One theory that I looked into placed the lost city in southern Spain. Satellite photos taken of southern Spain suggest that the Atlantis was in fact a region of the southern Spanish coast that was destroyed by a flood between 800 B.C. and 500 B.C. (http://news.nationalgeographic.com/news/2004/08/0819_040819_atlantis.html). Scientists matched photos of rectangular structures and concentric circles to Plato’s description of the city of Atlantis (http://news.nationalgeographic.com/news/2004/08/0819_040819_atlantis.html). It is believed that the rectangles are remains of a once magnificent palace. Within the same article, an argument is made for Ireland being the model for the mythical Atlantis that Plato wrote of. The country is the exact size as described, and the civilization in this region was more advanced compared to other Stone Age culture (http://news.nationalgeographic.com/news/2004/08/0819_040819_atlantis.html).

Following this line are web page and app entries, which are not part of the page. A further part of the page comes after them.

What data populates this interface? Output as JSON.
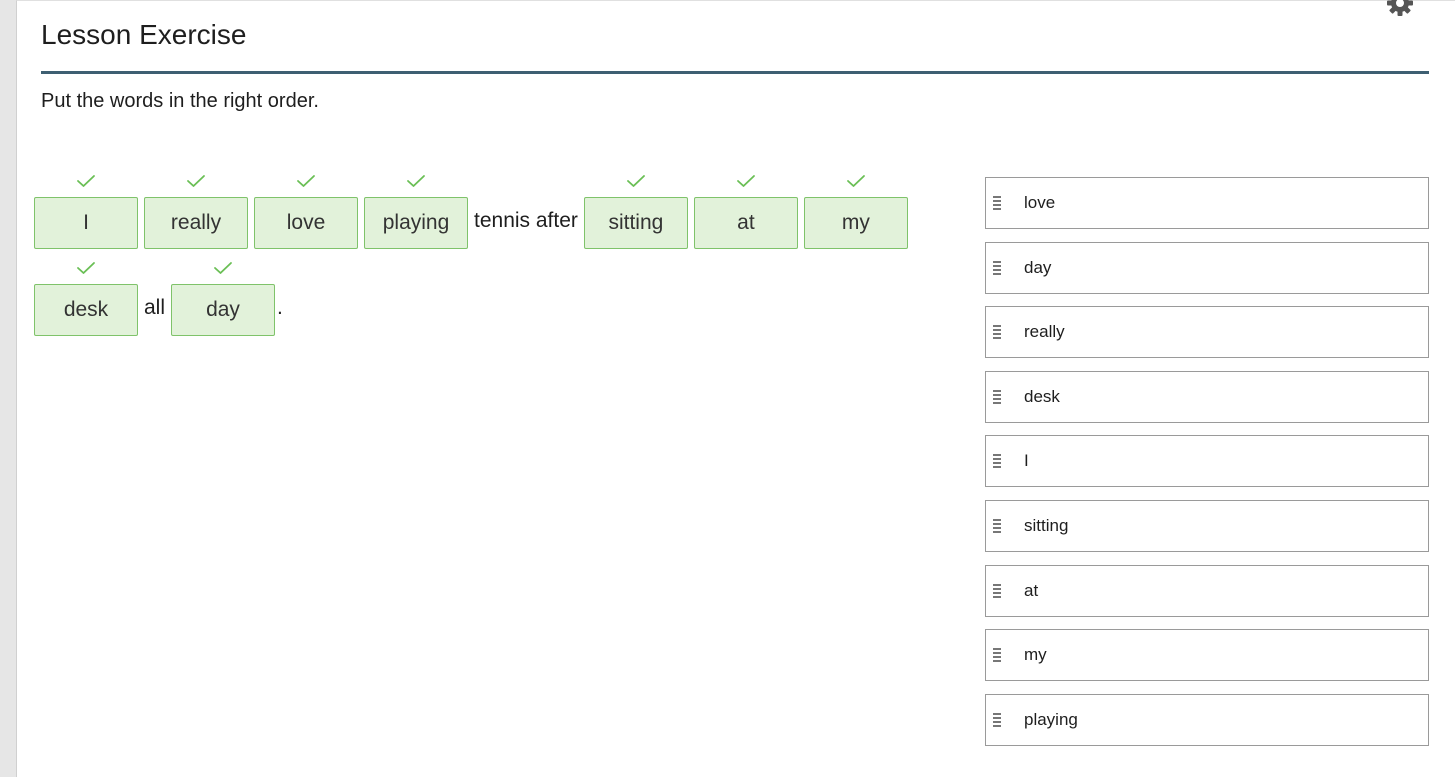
{
  "header": {
    "title": "Lesson Exercise"
  },
  "instruction": "Put the words in the right order.",
  "sentence": {
    "line1": {
      "chip_i": "I",
      "chip_really": "really",
      "chip_love": "love",
      "chip_playing": "playing",
      "fixed_tennis_after": "tennis after",
      "chip_sitting": "sitting",
      "chip_at": "at",
      "chip_my": "my"
    },
    "line2": {
      "chip_desk": "desk",
      "fixed_all": "all",
      "chip_day": "day",
      "fixed_period": "."
    }
  },
  "word_bank": {
    "items": [
      "love",
      "day",
      "really",
      "desk",
      "I",
      "sitting",
      "at",
      "my",
      "playing"
    ]
  },
  "colors": {
    "chip_background": "#e2f2da",
    "chip_border": "#7fc36a",
    "check": "#6abf55",
    "title_rule": "#3e5f72"
  },
  "icons": {
    "settings": "gear-icon",
    "correct": "checkmark-icon",
    "drag": "drag-handle-icon"
  }
}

Both theories make very loose connections to Plato’s work, which many use as a guide to the lost city of Atlantis. The first problem that arises is the credibility of Plato’s work. It is inarguable that Plato was a wise man, but he is known as a philosopher who writes to teach. It is very likely that all of these islands faced some sort of demise due to nature without necessarily being the mythical Atlantis. Cultural diffusion would explain the findings of rectangular palaces and circular city scape. It is more plausible that Plato based his work off many different locations.